In the early 400’s BC, Plato used the term “eros” as the defining aspect of our identity, but it wasn’t sexual. He described it as “different from a purely sexual love, in being the love that tends towards the sublime.” Eros, and thus our identity, was about our pursuit of the divine.
In the late 1600’s, however, John Locke pointed out that humans aren’t interested in pursuing God; we’re interested in pursuing our own comfortable self-preservation, often at the expense of others. Locke stated that the only way we could successfully live as a free and equal society was if we agreed to a universal set of rules: a contract of rights.
But one century later, Rousseau argued that the concept of love doesn’t fit under a mere contractual agreement—it’s something more; it’s a covenant. Yet again, our focus shifted from loving ourselves to now loving each other. But in defending the altruism of love between humans, Rousseau redefined “eros” as the love of humans, not God. Since sex is the most intimate expression of love between two humans, the purest form of “eros” became sexual. And just like that, 2000 years later, our pursuit of pleasure—not the divine—defined our existence.
This transformation was compounded by the events of the 20th century. In the early 1900’s homosexuality evolved from a mere activity to an identity. Additionally, the sexual revolution of the 1960’s stripped whatever sacred values lingered around those identities, labelling sex as purely biological.
Here society sits with the following logic—the purpose of life defines my being; love is the purpose of life; sex is the most intimate expression of love; sex is my purpose in life.
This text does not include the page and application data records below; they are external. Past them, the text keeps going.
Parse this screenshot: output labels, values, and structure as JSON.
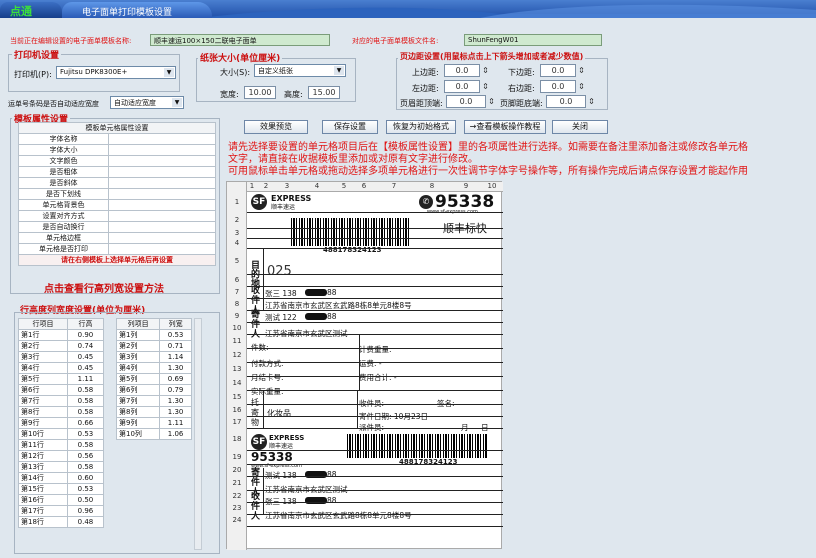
{
  "tabs": {
    "app": "点通",
    "window": "电子面单打印模板设置"
  },
  "header": {
    "current_label": "当前正在编辑设置的电子面单模板名称:",
    "current_value": "顺丰速运100×150二联电子面单",
    "file_label": "对应的电子面单模板文件名:",
    "file_value": "ShunFengW01"
  },
  "printer": {
    "section": "打印机设置",
    "label": "打印机(P):",
    "value": "Fujitsu DPK8300E+"
  },
  "paper": {
    "section": "纸张大小(单位厘米)",
    "size_label": "大小(S):",
    "size_value": "自定义纸张",
    "width_label": "宽度:",
    "width_value": "10.00",
    "height_label": "高度:",
    "height_value": "15.00"
  },
  "margins": {
    "section": "页边距设置(用鼠标点击上下箭头增加或者减少数值)",
    "top_label": "上边距:",
    "top_value": "0.0",
    "bottom_label": "下边距:",
    "bottom_value": "0.0",
    "left_label": "左边距:",
    "left_value": "0.0",
    "right_label": "右边距:",
    "right_value": "0.0",
    "header_label": "页眉距顶端:",
    "header_value": "0.0",
    "footer_label": "页脚距底端:",
    "footer_value": "0.0"
  },
  "spare": {
    "label": "运单号条码是否自动适应宽度",
    "value": "自动适应宽度"
  },
  "template_props": {
    "section": "模板属性设置",
    "header": "模板单元格属性设置",
    "items": [
      "字体名称",
      "字体大小",
      "文字颜色",
      "是否粗体",
      "是否斜体",
      "是否下划线",
      "单元格背景色",
      "设置对齐方式",
      "是否自动换行",
      "单元格边框",
      "单元格是否打印"
    ],
    "hint": "请在右侧模板上选择单元格后再设置",
    "link": "点击查看行高列宽设置方法"
  },
  "rowcol": {
    "section": "行高度列宽度设置(单位为厘米)",
    "row_headers": [
      "行项目",
      "行高"
    ],
    "rows": [
      [
        "第1行",
        "0.90"
      ],
      [
        "第2行",
        "0.74"
      ],
      [
        "第3行",
        "0.45"
      ],
      [
        "第4行",
        "0.45"
      ],
      [
        "第5行",
        "1.11"
      ],
      [
        "第6行",
        "0.58"
      ],
      [
        "第7行",
        "0.58"
      ],
      [
        "第8行",
        "0.58"
      ],
      [
        "第9行",
        "0.66"
      ],
      [
        "第10行",
        "0.53"
      ],
      [
        "第11行",
        "0.58"
      ],
      [
        "第12行",
        "0.56"
      ],
      [
        "第13行",
        "0.58"
      ],
      [
        "第14行",
        "0.60"
      ],
      [
        "第15行",
        "0.53"
      ],
      [
        "第16行",
        "0.50"
      ],
      [
        "第17行",
        "0.96"
      ],
      [
        "第18行",
        "0.48"
      ]
    ],
    "col_headers": [
      "列项目",
      "列宽"
    ],
    "cols": [
      [
        "第1列",
        "0.53"
      ],
      [
        "第2列",
        "0.71"
      ],
      [
        "第3列",
        "1.14"
      ],
      [
        "第4列",
        "1.30"
      ],
      [
        "第5列",
        "0.69"
      ],
      [
        "第6列",
        "0.79"
      ],
      [
        "第7列",
        "1.30"
      ],
      [
        "第8列",
        "1.30"
      ],
      [
        "第9列",
        "1.11"
      ],
      [
        "第10列",
        "1.06"
      ]
    ]
  },
  "buttons": {
    "preview": "效果预览",
    "save": "保存设置",
    "restore": "恢复为初始格式",
    "tutorial": "→查看模板操作教程",
    "close": "关闭"
  },
  "instructions": [
    "请先选择要设置的单元格项目后在【模板属性设置】里的各项属性进行选择。如需要在备注里添加备注或修改各单元格",
    "文字，请直接在收据模板里添加或对原有文字进行修改。",
    "可用鼠标单击单元格或拖动选择多项单元格进行一次性调节字体字号操作等，所有操作完成后请点保存设置才能起作用"
  ],
  "waybill": {
    "col_numbers": [
      "1",
      "2",
      "3",
      "4",
      "5",
      "6",
      "7",
      "8",
      "9",
      "10"
    ],
    "row_numbers": [
      "1",
      "2",
      "3",
      "4",
      "5",
      "6",
      "7",
      "8",
      "9",
      "10",
      "11",
      "12",
      "13",
      "14",
      "15",
      "16",
      "17",
      "18",
      "19",
      "20",
      "21",
      "22",
      "23",
      "24"
    ],
    "logo_express": "EXPRESS",
    "logo_cn": "顺丰速运",
    "hotline": "95338",
    "website": "www.sf-express.com",
    "tracking": "488178324123",
    "badge": "顺丰标快",
    "dest_label": "目的地",
    "dest_code": "025",
    "recv_label": "收件人",
    "recv_name": "张三 138",
    "recv_phone_tail": "88",
    "recv_addr": "江苏省南京市玄武区玄武路8栋8单元8楼8号",
    "send_label": "寄件人",
    "send_name": "测试 122",
    "send_phone_tail": "88",
    "send_addr": "江苏省南京市玄武区测试",
    "pieces": "件数:",
    "weight": "计费重量:",
    "pay": "付款方式:",
    "freight": "运费: -",
    "account": "月结卡号:",
    "total": "费用合计: -",
    "actual": "实际重量:",
    "consign_label": "托寄物",
    "goods": "化妆品",
    "receiver_sig": "收件员:",
    "sign": "签名:",
    "send_date": "寄件日期: 10月23日",
    "courier": "派件员:",
    "month": "月",
    "day": "日",
    "lower_recv_name": "测试 138",
    "lower_recv_tail": "88",
    "lower_addr1": "江苏省南京市玄武区测试",
    "lower_send_name": "张三 138",
    "lower_send_tail": "88",
    "lower_addr2": "江苏省南京市玄武区玄武路8栋8单元8楼8号"
  }
}
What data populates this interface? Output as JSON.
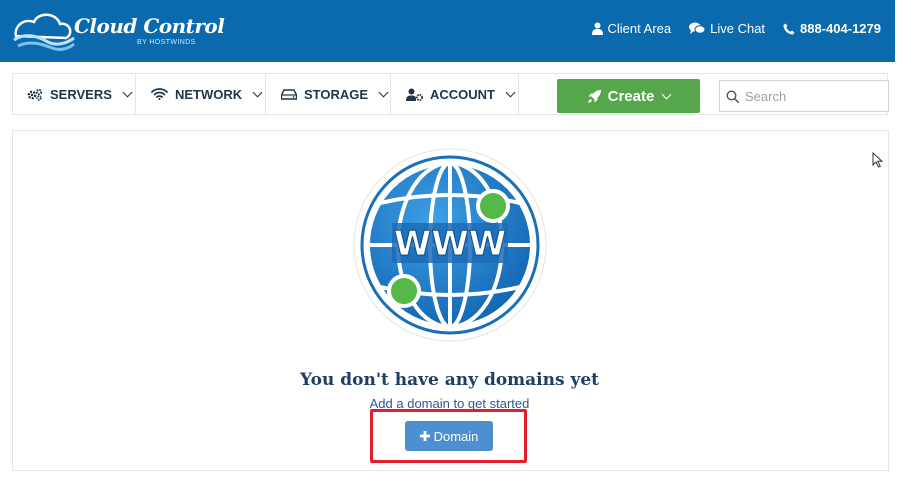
{
  "header": {
    "logo_title": "Cloud Control",
    "logo_subtitle": "BY HOSTWINDS",
    "links": {
      "client_area": "Client Area",
      "live_chat": "Live Chat",
      "phone": "888-404-1279"
    }
  },
  "nav": {
    "servers": "SERVERS",
    "network": "NETWORK",
    "storage": "STORAGE",
    "account": "ACCOUNT",
    "create": "Create"
  },
  "search": {
    "placeholder": "Search"
  },
  "empty_state": {
    "globe_text": "WWW",
    "title": "You don't have any domains yet",
    "subtitle": "Add a domain to get started",
    "button_label": "Domain"
  },
  "colors": {
    "header_bg": "#0a6aad",
    "create_btn": "#56a64c",
    "domain_btn": "#4e8fcf",
    "highlight": "#e41e2b"
  }
}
Western culture is becoming so sex-saturated externally that it is now bleeding into our internals. Even when it’s not plastered on a billboard, we struggle to see the nakedness as anything other than potentially arousing. Heterosexual boys in locker-rooms have become ashamed to glance at each other for fear of attributing their hyper-sexualized feelings to the male nude form.
As Christians, we know that this is incorrect; our life’s purpose is the pursuit of God. But our philosophy on sexuality has not changed to match this understanding. We still use “eros” in a sexual context; we still define ourselves by who we sleep with, making statements like, “I’m a sexual being,” in affirmation of our God-given libido. Let’s take it back to its original definition; the platonic form of “eros” asserts that the greatest form of emotional intimacy is experienced spiritually, without sex. We’re not sexual beings, but sensual beings, with sex composing a minor portion of that realm.
If intimacy transcends the act of sex, then why haven’t we? The only time we pledge unlimited eternal emotional intimacy to each other is in the context of a sexual relationship—marriage.
Still, have you ever met your “platonic soul-mate”—someone who’s soul you’re attracted to, their presence is so enrapturing, but you’re simply not attracted to their body? If we truly “love the sublime,” why do we still expect sexual gratification to coincide with it?